The report noted how cybercriminals use current trends or topics (e-commerce, entertainment, current events) in subject lines or messages to lure unsuspecting users to click the malicious links.

Unsecured networks in remote work setups contributed to the increase in business e-mail compromise (BEC) sent to employees as cybercriminals hope to penetrate corporate networks.


BEC attacks are a type of fraud that involves impersonating a representative from a trusted business. A BEC attack is defined as a targeted cybercriminal campaign that works by:

  • Initiating an e-mail exchange with a company employee, or taking over an existing one;
  • Gaining the employee’s trust;
  • Encouraging actions that are detrimental to the interests of the company or its clients.

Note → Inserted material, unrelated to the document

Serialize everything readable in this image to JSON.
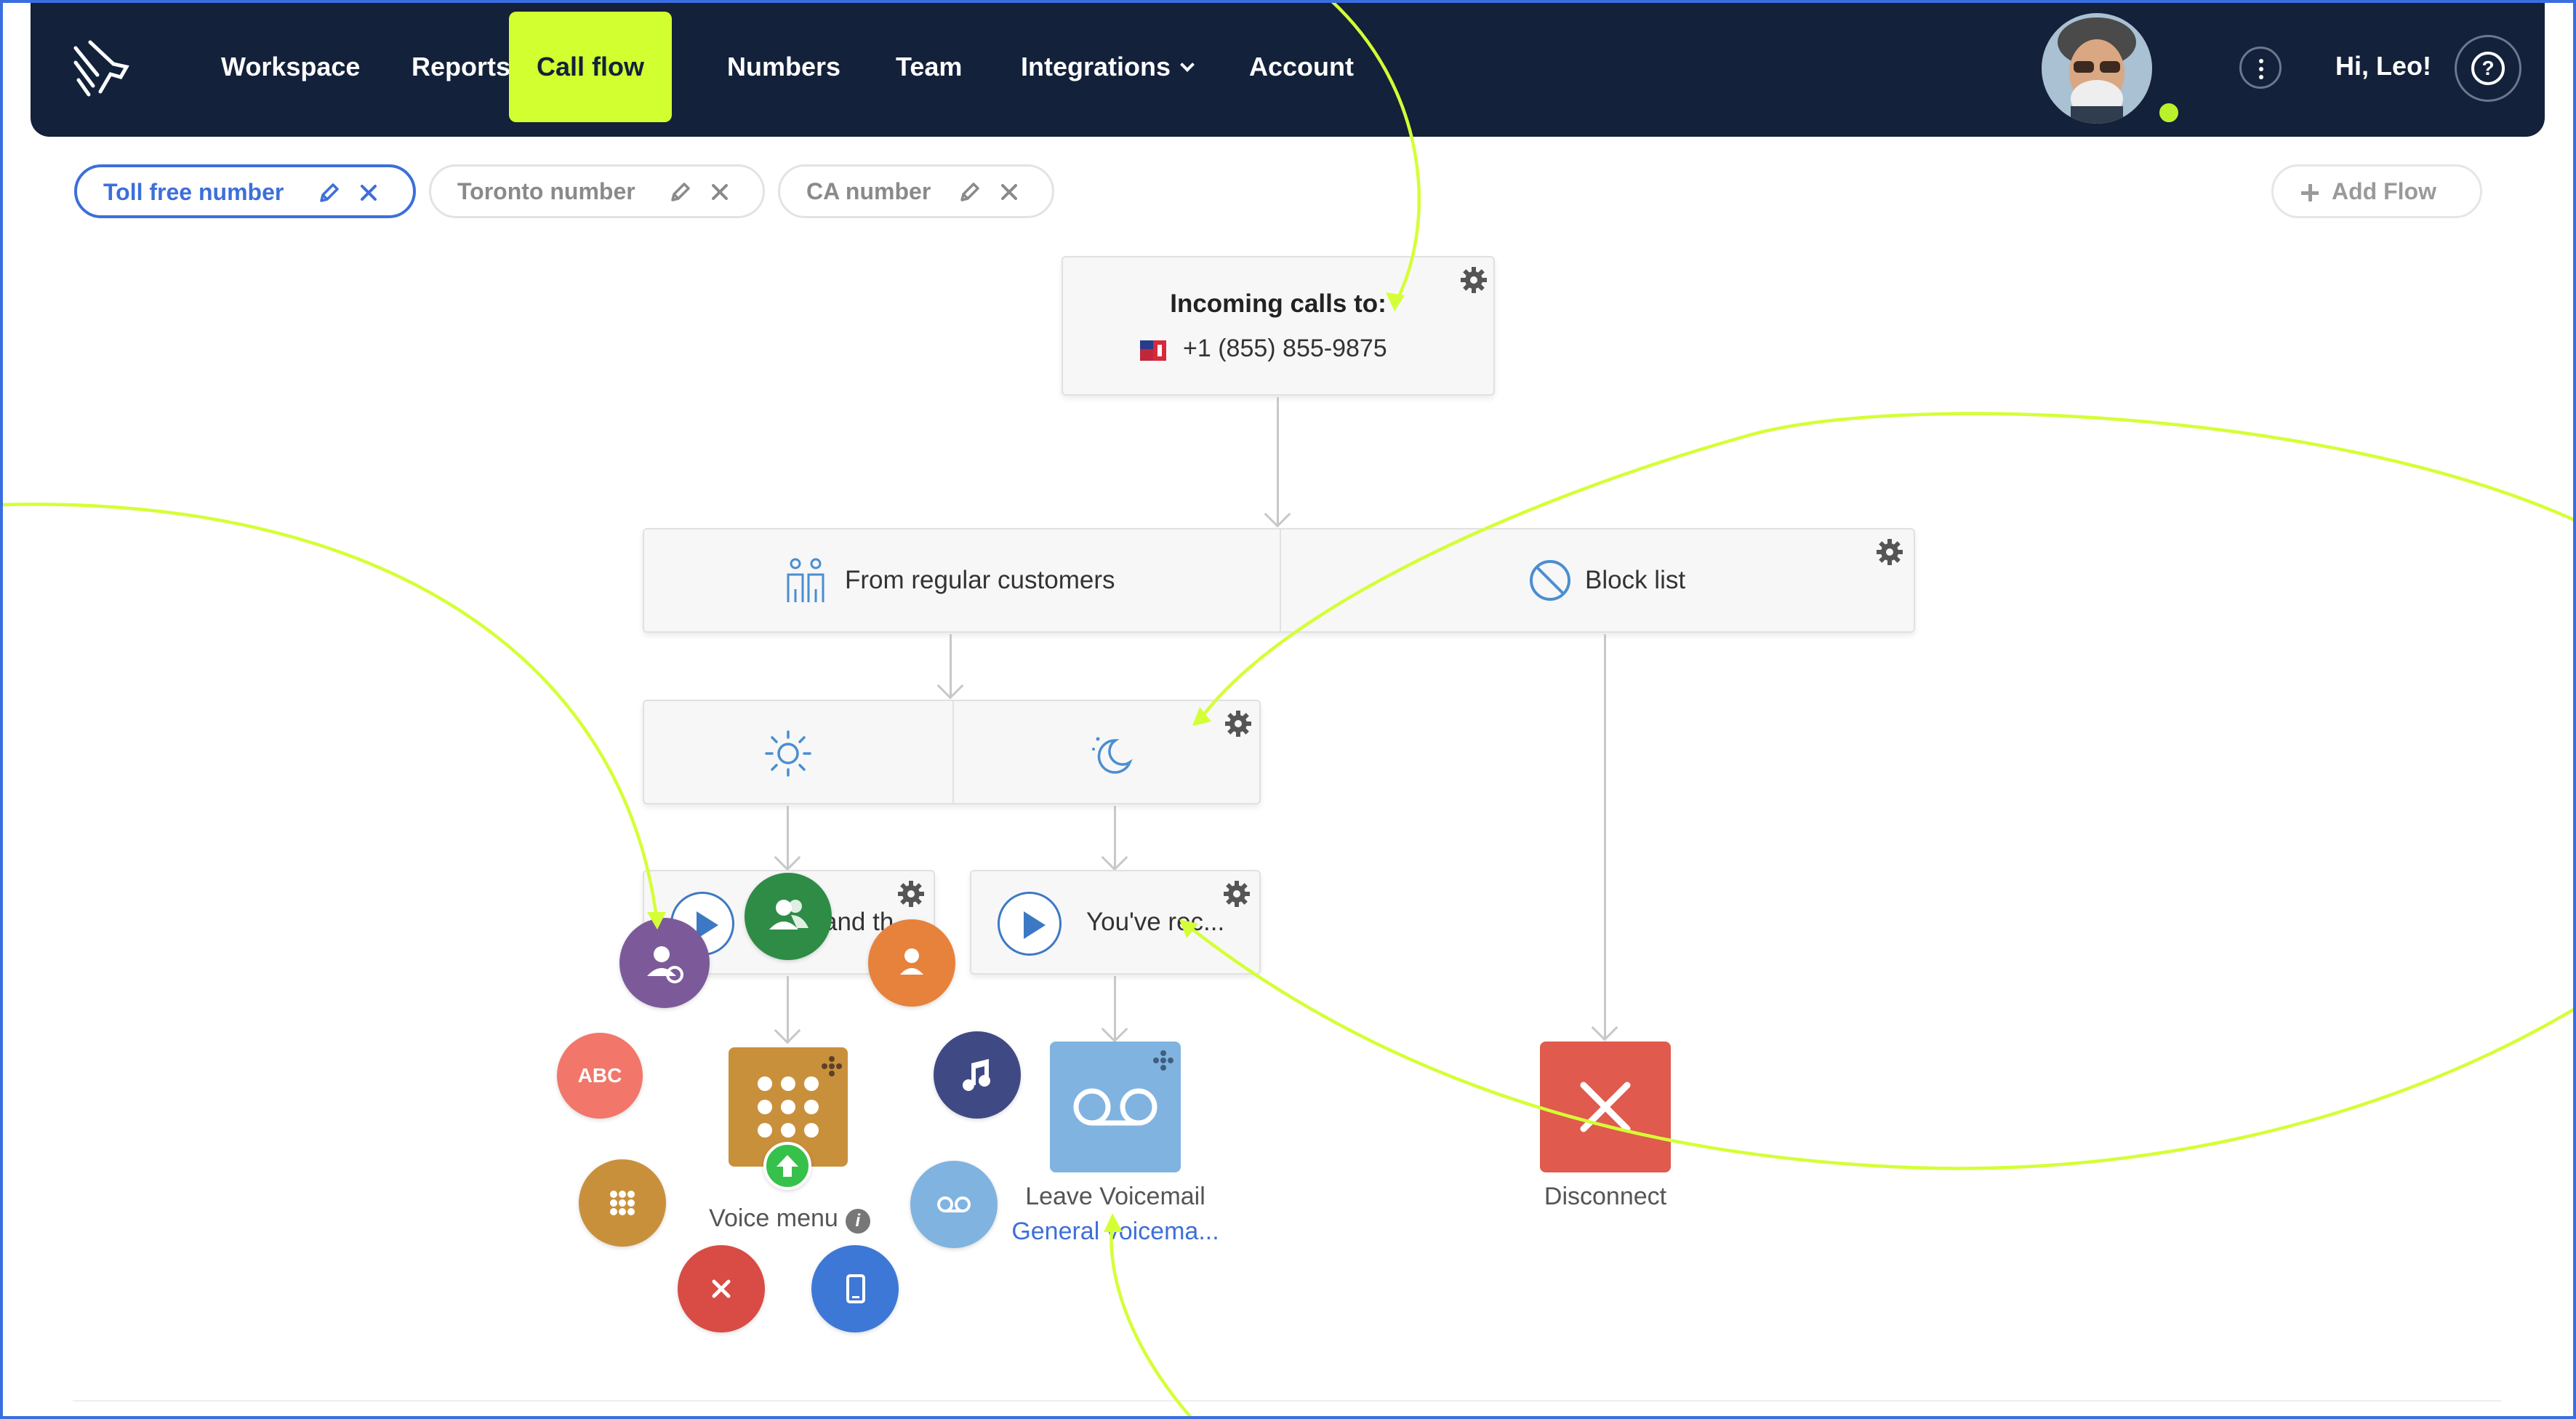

“Enterprises in the region should carefully look into holistic and in-depth cybersecurity technologies to beef up the security of their highly critical mail servers,” Siang Tiong said.

Citing a study by US wireless network operator Verizon, Kaspersky said BEC was the second most common type of social engineering attack in 2021, “and the FBI reported that BEC attacks cost US businesses more than $2 billion from 2014 to 2019.

Kaspersky experts are increasingly observing BEC attacks. In Q4 2021, Kaspersky products prevented over 8000 BEC attacks, with the greatest number (5,037) occurring in October. The security experts also found that the attacks tend to fall into two categories: large-scale and highly targeted.

“The former is called “BEC-as-a-Service,” Kaspersky explained, “whereby attacks simplify the mechanics behind the attack in order to reach as many victims as possible. Attackers sent streamlined messages en masse from free mail accounts, with the hope of snaring as many victims as possible. Such messages often lack high levels of sophistication, but they are efficient.

Handling BEC attacks

Cybercriminals use a fairly wide range of technical tricks and social-engineering methods to win the trust and carry out fraud.

Kaspersky advises organizations to take measures to at least minimize the threat from BEC attacks:

  • Set up SPF, use DKIM signatures, and implement a DMARC policy to guard against fake internal correspondence. In theory, these measures also permit other companies to authenticate emails sent in the name of your organization (assuming, of course, that the companies have those technologies configured). This method falls short in some ways (such as not being able to prevent ghost spoofing or lookalike domains), but the more companies that use SPF, DKIM, and DMARC, the less wiggle room cybercriminals have. The use of these technologies contributes to a kind of collective immunity against many types of malicious operations with e-mail headers.
  • Train employees periodically to counter social engineering. A combination of workshops and simulations trains employees to be vigilant and identify BEC attacks that get through other layers of defense.
  • Use security tools to protect corporate communication channels such as Kaspersky Secure Mail Gateway with a solid set of anti-phishing, anti-spam, and malware detection technologies. While BEC represents one of the most sophisticated types of email compromise, the product has a dedicated heuristic model for processing indirect indicators and detecting even the most convincing fake emails.
  • Subscribe to in-depth and regularly updated threat intelligence services to have in-depth visibility into cyber threats targeting your organization.

Kaspersky solutions with content filtering specially created in the company’s lab already identify many types of BEC attacks, and its experts continually develop technologies to protect further against the most advanced and sophisticated scams.